Give the number of lines below that hold the string "title", and nothing more.

----

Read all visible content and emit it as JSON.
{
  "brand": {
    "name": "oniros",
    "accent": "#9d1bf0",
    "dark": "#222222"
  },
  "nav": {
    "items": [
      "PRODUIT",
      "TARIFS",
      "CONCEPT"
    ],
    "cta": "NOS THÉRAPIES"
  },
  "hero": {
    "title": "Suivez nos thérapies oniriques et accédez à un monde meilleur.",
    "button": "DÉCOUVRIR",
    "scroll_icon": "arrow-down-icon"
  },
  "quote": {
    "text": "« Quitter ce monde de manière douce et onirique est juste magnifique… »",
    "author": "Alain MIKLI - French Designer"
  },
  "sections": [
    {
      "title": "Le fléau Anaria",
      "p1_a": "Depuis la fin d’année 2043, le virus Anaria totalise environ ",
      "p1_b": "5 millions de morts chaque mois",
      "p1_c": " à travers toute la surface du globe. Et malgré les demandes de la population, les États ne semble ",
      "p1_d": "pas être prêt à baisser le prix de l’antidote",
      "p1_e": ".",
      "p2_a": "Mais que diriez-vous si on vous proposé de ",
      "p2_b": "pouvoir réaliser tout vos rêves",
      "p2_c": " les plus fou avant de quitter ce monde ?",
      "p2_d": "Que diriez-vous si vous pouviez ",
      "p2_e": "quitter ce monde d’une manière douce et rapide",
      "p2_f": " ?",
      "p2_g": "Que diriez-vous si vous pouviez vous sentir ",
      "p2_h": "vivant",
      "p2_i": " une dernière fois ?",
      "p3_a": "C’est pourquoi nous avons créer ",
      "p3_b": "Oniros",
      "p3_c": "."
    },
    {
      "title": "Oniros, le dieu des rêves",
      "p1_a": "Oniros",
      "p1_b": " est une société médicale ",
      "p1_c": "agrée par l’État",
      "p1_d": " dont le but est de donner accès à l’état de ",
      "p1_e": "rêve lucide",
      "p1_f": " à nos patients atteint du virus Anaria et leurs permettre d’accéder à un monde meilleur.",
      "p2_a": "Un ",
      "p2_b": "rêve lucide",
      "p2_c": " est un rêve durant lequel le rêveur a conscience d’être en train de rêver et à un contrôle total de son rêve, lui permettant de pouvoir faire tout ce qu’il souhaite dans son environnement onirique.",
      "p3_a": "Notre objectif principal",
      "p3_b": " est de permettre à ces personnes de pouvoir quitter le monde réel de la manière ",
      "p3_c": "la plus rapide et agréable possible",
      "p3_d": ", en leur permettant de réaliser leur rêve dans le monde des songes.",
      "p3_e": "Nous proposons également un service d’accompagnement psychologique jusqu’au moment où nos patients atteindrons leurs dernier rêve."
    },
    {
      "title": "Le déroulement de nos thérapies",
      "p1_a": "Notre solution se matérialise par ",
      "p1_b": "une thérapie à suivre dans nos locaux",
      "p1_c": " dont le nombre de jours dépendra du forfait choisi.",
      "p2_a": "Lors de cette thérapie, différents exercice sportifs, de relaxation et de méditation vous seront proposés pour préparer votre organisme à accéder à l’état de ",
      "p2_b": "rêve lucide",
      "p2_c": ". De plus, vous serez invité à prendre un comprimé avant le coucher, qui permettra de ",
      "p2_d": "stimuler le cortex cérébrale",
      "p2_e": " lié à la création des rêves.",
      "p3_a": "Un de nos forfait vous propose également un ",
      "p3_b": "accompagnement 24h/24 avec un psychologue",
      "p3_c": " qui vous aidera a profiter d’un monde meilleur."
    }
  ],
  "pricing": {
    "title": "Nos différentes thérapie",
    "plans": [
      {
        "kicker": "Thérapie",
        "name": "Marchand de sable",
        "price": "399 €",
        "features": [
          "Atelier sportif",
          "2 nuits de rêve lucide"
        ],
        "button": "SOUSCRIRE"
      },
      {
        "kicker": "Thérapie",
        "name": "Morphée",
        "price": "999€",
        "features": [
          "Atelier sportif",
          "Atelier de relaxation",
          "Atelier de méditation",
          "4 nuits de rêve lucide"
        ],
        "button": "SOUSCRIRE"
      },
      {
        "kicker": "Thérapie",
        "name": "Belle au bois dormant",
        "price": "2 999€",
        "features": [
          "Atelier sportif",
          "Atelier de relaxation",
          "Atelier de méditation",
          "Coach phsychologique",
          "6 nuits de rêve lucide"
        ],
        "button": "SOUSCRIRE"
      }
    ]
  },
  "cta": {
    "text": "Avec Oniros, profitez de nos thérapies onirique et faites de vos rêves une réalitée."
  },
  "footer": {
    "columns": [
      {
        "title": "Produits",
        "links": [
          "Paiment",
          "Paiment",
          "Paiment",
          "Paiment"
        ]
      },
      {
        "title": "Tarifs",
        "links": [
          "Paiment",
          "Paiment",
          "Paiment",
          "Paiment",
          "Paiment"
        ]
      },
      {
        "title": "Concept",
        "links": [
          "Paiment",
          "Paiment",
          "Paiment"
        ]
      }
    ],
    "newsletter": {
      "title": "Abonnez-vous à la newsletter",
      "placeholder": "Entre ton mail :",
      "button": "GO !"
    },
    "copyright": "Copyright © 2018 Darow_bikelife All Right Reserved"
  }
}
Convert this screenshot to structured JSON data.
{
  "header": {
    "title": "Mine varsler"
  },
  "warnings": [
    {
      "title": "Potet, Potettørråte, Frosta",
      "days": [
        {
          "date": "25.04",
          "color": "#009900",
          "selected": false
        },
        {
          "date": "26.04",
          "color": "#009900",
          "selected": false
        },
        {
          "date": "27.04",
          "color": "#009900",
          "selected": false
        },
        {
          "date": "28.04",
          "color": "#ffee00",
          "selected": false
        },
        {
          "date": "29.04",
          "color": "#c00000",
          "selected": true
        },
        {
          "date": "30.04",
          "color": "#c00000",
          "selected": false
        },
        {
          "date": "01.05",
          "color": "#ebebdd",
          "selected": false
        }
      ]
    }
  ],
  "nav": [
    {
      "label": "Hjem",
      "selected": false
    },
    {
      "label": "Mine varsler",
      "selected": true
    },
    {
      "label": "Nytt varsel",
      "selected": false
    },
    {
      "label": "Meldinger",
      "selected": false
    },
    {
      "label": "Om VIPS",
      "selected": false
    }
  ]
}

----

Solution to the exercise → 11